Furthermore, not every Jew who went into exile was guilty of injustice and idolatry. Nevertheless, they suffered the same fate. And although that seemed unfair, amazingly, YHWH used those faithful Jews who went into exile to be a light to the nations (think of the stories of Daniel). It was through the suffering of faithful Jews that the Name of YHWH was made known to the nations. Hence, that is what a passage like Isaiah 53 is all about: the Suffering Servant’s faithfulness leads to new life and God’s glory among the nations. And that is why passages like these are later applied to Jesus, for He is the ultimate fulfillment of that very thing.
Isaiah 56-66 (sometimes called “Trito-Isaiah”)
The final section of Isaiah seems to have been written after the Jews had come back from exile to the Promised Land, but had not experienced the full restoration that was promised in Isaiah 40-55. The Jews were still waiting for God’s Spirit to return to them, for the promises of Deutero-Isaiah had not seemed to materialize. The returned post-exilic community did not seem to be fully purified, they were still under the rule of foreign powers, sin and evil still held sway, and they had not experienced the new creation that was prophesied about in Deutero-Isaiah.
Therefore, what you see in Trito-Isaiah are passages filled with trying to make sense of what had, and hadn’t yet, happened.

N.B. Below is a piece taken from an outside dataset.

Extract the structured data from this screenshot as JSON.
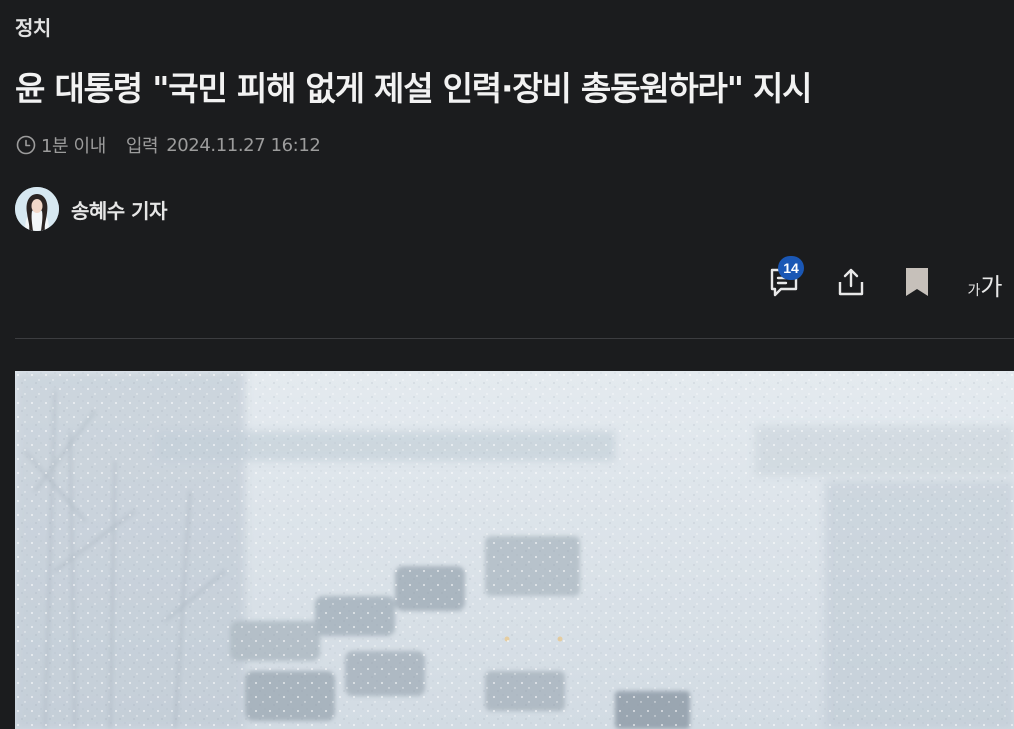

Near the end of Isaiah, in chapter 64, the writer says, “Oh that you would tear the heavens and come down!” clearly expressing his desire that God would act and fulfill the promises that were made. This is significant, because in Mark 1:10, at the baptism of Jesus, Mark writes, “And the heavens were torn apart” and the Spirit of God descended. What Mark was essentially saying to his audience was, “Remember that hope in Isaiah 64:1? It’s coming true here, now, with Jesus—God has come down and is making good on His promises!”
In any case, if you keep these few guidelines in mind, you will be able to better understand the book of Isaiah.